Tobin
It took me about 45 minutes to put Big Red back together again and get it rolling. We had just gotten out from my roadside hell as it was getting dark. I told him that it was fine and to go ahead but he insisted on driving behind me to make sure everything was ok.  We drove for another 3 hours until just past San Quintin where we both pulled into a camping area and spent the night.

The next day it started to rain and it continued for 3 days. Had Tobin not stopped to see if I was ok, I might have been there on the side of the road for a week. When we got to the camp area I paid Tobin for the parts, his gas and a little extra for his generous help. I also said to him that I was going to make him a new surfboard for saving my tail.

Thanks again Tobin!

Tobin and his dog Sadie


Tuesday, February 1, 2011

Why Does He Keep Driving It?

Big Red camped in Baja

As you read these stories about all the mishaps that have happened with El Toro, you are probably wondering to yourself, why does he keep that thing that is always giving him problems?  Well I know it may sound a little strange but I like having the challenges that it gives me. True some are dangerous and I/we were lucky to make it safely through some, but the rest are either just plain wild and fun and most of all they test my ability to get out of a jam. Simply put, they make me feel alive, in touch, self reliant and test my ability to keep improvising.

The other reason is Big Red is one of a kind. There is no other rig like it. The Mexicans love it. It is the Big Red Bull, “El Toro Rojo Grande”. It represents their bullfighting heritage and brings smiles and laughter wherever we travel.
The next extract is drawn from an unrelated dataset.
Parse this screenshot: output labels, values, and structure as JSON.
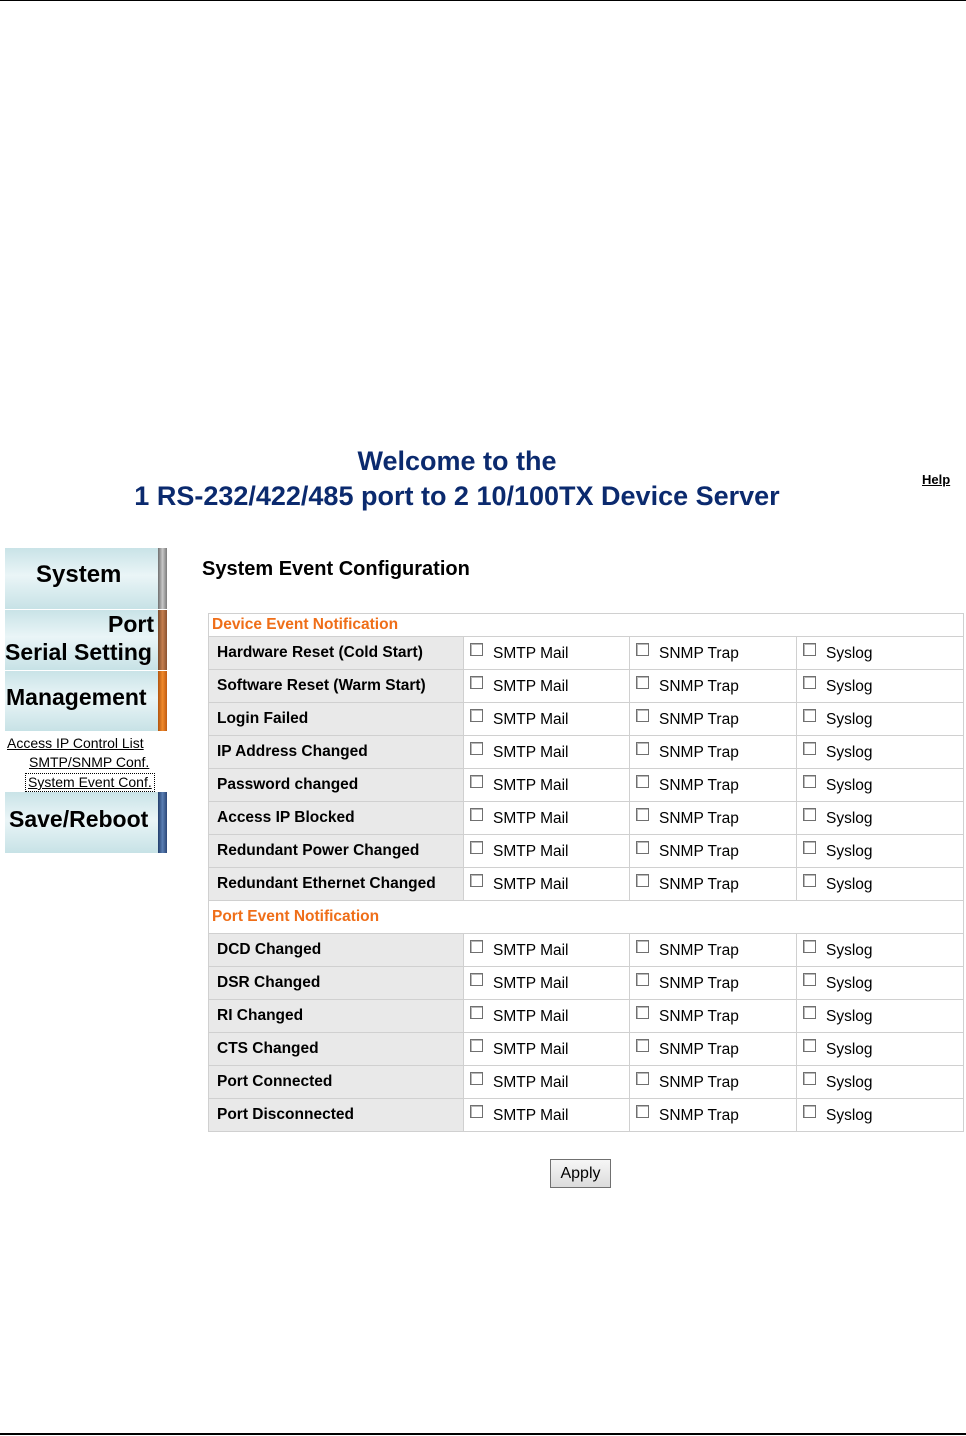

From the police, to the military, to the road workers, to people in towns and villages, people wave and smile as we pass by. People drive by or stop and take pictures of the Bull. Or as we pass by we will see people waving and yelling; “Toro, Toro, Toro!” It’s a good feeling knowing that Big Red brings happiness to people and we feel accepted wherever we are.

Here is an interesting little coincidence. My last name is Horn, I’m a Taurus, my sign is The Bull, which in the night skies of Baja is directly above our camp every night . It is five stars that form a V, a set of celestial horns. I drive a rig which has a large set of Texas Longhorn Horns. It’s name is “El Toro Rojo Grande”, The Big Red Bull.  Everything has to do with the Bull and Horns.

So as you read these stories, we hope you get some enjoyment and feeling of adventure. Thanks for traveling with us.